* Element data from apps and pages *
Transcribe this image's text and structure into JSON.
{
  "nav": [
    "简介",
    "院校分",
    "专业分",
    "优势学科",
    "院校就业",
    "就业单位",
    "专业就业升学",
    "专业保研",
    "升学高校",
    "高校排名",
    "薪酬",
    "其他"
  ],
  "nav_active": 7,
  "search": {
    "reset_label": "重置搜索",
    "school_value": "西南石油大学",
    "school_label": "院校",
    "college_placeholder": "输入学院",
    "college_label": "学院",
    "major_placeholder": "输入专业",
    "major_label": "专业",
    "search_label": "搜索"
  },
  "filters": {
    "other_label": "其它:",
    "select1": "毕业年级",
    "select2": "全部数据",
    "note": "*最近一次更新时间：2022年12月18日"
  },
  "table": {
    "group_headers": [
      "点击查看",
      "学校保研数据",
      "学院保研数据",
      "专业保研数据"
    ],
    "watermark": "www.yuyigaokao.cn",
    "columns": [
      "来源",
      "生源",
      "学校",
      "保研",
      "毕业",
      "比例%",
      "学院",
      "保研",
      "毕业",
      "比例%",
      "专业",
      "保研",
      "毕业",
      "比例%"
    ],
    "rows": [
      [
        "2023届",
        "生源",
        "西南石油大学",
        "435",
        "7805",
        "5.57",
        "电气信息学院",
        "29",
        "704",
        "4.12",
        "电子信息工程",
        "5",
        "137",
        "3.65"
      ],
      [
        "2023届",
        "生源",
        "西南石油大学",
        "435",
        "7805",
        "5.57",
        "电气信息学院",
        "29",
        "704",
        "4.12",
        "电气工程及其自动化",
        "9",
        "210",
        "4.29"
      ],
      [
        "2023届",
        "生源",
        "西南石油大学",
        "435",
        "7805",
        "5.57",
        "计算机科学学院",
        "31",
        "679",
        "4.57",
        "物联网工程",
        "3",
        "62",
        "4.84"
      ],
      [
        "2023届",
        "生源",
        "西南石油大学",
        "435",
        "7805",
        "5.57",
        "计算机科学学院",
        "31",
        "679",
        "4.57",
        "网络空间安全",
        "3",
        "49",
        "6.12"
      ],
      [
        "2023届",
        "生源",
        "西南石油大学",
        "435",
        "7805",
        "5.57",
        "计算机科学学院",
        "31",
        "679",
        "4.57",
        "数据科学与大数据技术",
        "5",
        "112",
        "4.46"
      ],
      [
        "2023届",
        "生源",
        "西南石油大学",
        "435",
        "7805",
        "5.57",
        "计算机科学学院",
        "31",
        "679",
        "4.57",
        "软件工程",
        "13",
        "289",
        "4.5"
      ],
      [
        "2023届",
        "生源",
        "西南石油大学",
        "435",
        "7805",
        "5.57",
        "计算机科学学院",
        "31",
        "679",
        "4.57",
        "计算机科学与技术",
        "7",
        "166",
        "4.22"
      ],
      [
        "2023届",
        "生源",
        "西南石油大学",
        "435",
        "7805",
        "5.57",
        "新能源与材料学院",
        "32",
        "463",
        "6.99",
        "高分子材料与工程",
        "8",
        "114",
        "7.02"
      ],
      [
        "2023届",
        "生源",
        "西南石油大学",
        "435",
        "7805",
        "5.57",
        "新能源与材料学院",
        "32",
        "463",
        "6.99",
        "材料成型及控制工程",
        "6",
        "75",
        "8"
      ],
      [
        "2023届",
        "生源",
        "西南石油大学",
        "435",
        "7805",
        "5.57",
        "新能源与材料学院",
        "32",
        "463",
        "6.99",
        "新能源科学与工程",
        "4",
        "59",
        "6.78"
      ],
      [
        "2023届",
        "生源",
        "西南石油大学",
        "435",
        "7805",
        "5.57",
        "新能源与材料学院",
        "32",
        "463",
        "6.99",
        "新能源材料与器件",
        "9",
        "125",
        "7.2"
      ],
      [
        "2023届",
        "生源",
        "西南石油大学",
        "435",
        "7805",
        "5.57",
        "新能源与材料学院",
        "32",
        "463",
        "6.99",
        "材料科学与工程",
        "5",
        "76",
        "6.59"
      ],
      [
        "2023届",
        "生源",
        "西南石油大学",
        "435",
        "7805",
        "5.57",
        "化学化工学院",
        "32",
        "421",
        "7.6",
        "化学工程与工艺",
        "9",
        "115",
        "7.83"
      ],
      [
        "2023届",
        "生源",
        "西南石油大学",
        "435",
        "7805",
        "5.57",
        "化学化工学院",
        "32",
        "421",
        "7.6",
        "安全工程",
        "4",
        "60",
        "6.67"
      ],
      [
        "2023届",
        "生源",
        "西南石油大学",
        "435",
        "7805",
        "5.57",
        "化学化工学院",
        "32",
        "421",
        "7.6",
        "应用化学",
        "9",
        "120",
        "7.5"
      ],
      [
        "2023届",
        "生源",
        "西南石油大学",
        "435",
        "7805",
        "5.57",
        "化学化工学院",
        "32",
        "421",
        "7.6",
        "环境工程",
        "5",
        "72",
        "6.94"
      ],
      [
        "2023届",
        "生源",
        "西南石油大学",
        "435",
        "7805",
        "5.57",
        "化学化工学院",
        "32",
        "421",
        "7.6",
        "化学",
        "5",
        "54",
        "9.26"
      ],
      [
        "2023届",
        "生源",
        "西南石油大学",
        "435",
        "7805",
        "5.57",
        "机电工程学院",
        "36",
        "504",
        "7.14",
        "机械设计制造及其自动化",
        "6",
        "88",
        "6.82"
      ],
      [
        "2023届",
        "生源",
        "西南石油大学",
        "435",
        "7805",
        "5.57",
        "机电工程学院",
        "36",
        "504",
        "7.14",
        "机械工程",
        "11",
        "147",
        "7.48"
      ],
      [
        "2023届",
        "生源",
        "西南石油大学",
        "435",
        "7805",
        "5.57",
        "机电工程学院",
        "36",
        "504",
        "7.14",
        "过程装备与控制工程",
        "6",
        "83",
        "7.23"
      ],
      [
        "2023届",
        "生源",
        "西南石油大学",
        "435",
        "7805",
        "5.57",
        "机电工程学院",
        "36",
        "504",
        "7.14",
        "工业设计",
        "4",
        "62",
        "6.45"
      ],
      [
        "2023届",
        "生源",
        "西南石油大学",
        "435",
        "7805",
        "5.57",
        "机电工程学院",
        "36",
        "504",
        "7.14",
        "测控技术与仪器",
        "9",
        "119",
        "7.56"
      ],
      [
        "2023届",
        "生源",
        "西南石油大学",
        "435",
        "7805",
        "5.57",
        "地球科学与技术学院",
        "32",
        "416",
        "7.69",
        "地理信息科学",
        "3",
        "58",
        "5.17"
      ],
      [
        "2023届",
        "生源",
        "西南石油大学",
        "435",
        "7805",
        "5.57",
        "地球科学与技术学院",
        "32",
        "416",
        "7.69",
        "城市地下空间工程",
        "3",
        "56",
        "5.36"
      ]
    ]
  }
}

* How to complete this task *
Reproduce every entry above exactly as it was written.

* Worked solution *
Transcribe this image's text and structure into JSON.
{
  "nav": [
    "简介",
    "院校分",
    "专业分",
    "优势学科",
    "院校就业",
    "就业单位",
    "专业就业升学",
    "专业保研",
    "升学高校",
    "高校排名",
    "薪酬",
    "其他"
  ],
  "nav_active": 7,
  "search": {
    "reset_label": "重置搜索",
    "school_value": "西南石油大学",
    "school_label": "院校",
    "college_placeholder": "输入学院",
    "college_label": "学院",
    "major_placeholder": "输入专业",
    "major_label": "专业",
    "search_label": "搜索"
  },
  "filters": {
    "other_label": "其它:",
    "select1": "毕业年级",
    "select2": "全部数据",
    "note": "*最近一次更新时间：2022年12月18日"
  },
  "table": {
    "group_headers": [
      "点击查看",
      "学校保研数据",
      "学院保研数据",
      "专业保研数据"
    ],
    "watermark": "www.yuyigaokao.cn",
    "columns": [
      "来源",
      "生源",
      "学校",
      "保研",
      "毕业",
      "比例%",
      "学院",
      "保研",
      "毕业",
      "比例%",
      "专业",
      "保研",
      "毕业",
      "比例%"
    ],
    "rows": [
      [
        "2023届",
        "生源",
        "西南石油大学",
        "435",
        "7805",
        "5.57",
        "电气信息学院",
        "29",
        "704",
        "4.12",
        "电子信息工程",
        "5",
        "137",
        "3.65"
      ],
      [
        "2023届",
        "生源",
        "西南石油大学",
        "435",
        "7805",
        "5.57",
        "电气信息学院",
        "29",
        "704",
        "4.12",
        "电气工程及其自动化",
        "9",
        "210",
        "4.29"
      ],
      [
        "2023届",
        "生源",
        "西南石油大学",
        "435",
        "7805",
        "5.57",
        "计算机科学学院",
        "31",
        "679",
        "4.57",
        "物联网工程",
        "3",
        "62",
        "4.84"
      ],
      [
        "2023届",
        "生源",
        "西南石油大学",
        "435",
        "7805",
        "5.57",
        "计算机科学学院",
        "31",
        "679",
        "4.57",
        "网络空间安全",
        "3",
        "49",
        "6.12"
      ],
      [
        "2023届",
        "生源",
        "西南石油大学",
        "435",
        "7805",
        "5.57",
        "计算机科学学院",
        "31",
        "679",
        "4.57",
        "数据科学与大数据技术",
        "5",
        "112",
        "4.46"
      ],
      [
        "2023届",
        "生源",
        "西南石油大学",
        "435",
        "7805",
        "5.57",
        "计算机科学学院",
        "31",
        "679",
        "4.57",
        "软件工程",
        "13",
        "289",
        "4.5"
      ],
      [
        "2023届",
        "生源",
        "西南石油大学",
        "435",
        "7805",
        "5.57",
        "计算机科学学院",
        "31",
        "679",
        "4.57",
        "计算机科学与技术",
        "7",
        "166",
        "4.22"
      ],
      [
        "2023届",
        "生源",
        "西南石油大学",
        "435",
        "7805",
        "5.57",
        "新能源与材料学院",
        "32",
        "463",
        "6.99",
        "高分子材料与工程",
        "8",
        "114",
        "7.02"
      ],
      [
        "2023届",
        "生源",
        "西南石油大学",
        "435",
        "7805",
        "5.57",
        "新能源与材料学院",
        "32",
        "463",
        "6.99",
        "材料成型及控制工程",
        "6",
        "75",
        "8"
      ],
      [
        "2023届",
        "生源",
        "西南石油大学",
        "435",
        "7805",
        "5.57",
        "新能源与材料学院",
        "32",
        "463",
        "6.99",
        "新能源科学与工程",
        "4",
        "59",
        "6.78"
      ],
      [
        "2023届",
        "生源",
        "西南石油大学",
        "435",
        "7805",
        "5.57",
        "新能源与材料学院",
        "32",
        "463",
        "6.99",
        "新能源材料与器件",
        "9",
        "125",
        "7.2"
      ],
      [
        "2023届",
        "生源",
        "西南石油大学",
        "435",
        "7805",
        "5.57",
        "新能源与材料学院",
        "32",
        "463",
        "6.99",
        "材料科学与工程",
        "5",
        "76",
        "6.59"
      ],
      [
        "2023届",
        "生源",
        "西南石油大学",
        "435",
        "7805",
        "5.57",
        "化学化工学院",
        "32",
        "421",
        "7.6",
        "化学工程与工艺",
        "9",
        "115",
        "7.83"
      ],
      [
        "2023届",
        "生源",
        "西南石油大学",
        "435",
        "7805",
        "5.57",
        "化学化工学院",
        "32",
        "421",
        "7.6",
        "安全工程",
        "4",
        "60",
        "6.67"
      ],
      [
        "2023届",
        "生源",
        "西南石油大学",
        "435",
        "7805",
        "5.57",
        "化学化工学院",
        "32",
        "421",
        "7.6",
        "应用化学",
        "9",
        "120",
        "7.5"
      ],
      [
        "2023届",
        "生源",
        "西南石油大学",
        "435",
        "7805",
        "5.57",
        "化学化工学院",
        "32",
        "421",
        "7.6",
        "环境工程",
        "5",
        "72",
        "6.94"
      ],
      [
        "2023届",
        "生源",
        "西南石油大学",
        "435",
        "7805",
        "5.57",
        "化学化工学院",
        "32",
        "421",
        "7.6",
        "化学",
        "5",
        "54",
        "9.26"
      ],
      [
        "2023届",
        "生源",
        "西南石油大学",
        "435",
        "7805",
        "5.57",
        "机电工程学院",
        "36",
        "504",
        "7.14",
        "机械设计制造及其自动化",
        "6",
        "88",
        "6.82"
      ],
      [
        "2023届",
        "生源",
        "西南石油大学",
        "435",
        "7805",
        "5.57",
        "机电工程学院",
        "36",
        "504",
        "7.14",
        "机械工程",
        "11",
        "147",
        "7.48"
      ],
      [
        "2023届",
        "生源",
        "西南石油大学",
        "435",
        "7805",
        "5.57",
        "机电工程学院",
        "36",
        "504",
        "7.14",
        "过程装备与控制工程",
        "6",
        "83",
        "7.23"
      ],
      [
        "2023届",
        "生源",
        "西南石油大学",
        "435",
        "7805",
        "5.57",
        "机电工程学院",
        "36",
        "504",
        "7.14",
        "工业设计",
        "4",
        "62",
        "6.45"
      ],
      [
        "2023届",
        "生源",
        "西南石油大学",
        "435",
        "7805",
        "5.57",
        "机电工程学院",
        "36",
        "504",
        "7.14",
        "测控技术与仪器",
        "9",
        "119",
        "7.56"
      ],
      [
        "2023届",
        "生源",
        "西南石油大学",
        "435",
        "7805",
        "5.57",
        "地球科学与技术学院",
        "32",
        "416",
        "7.69",
        "地理信息科学",
        "3",
        "58",
        "5.17"
      ],
      [
        "2023届",
        "生源",
        "西南石油大学",
        "435",
        "7805",
        "5.57",
        "地球科学与技术学院",
        "32",
        "416",
        "7.69",
        "城市地下空间工程",
        "3",
        "56",
        "5.36"
      ]
    ]
  }
}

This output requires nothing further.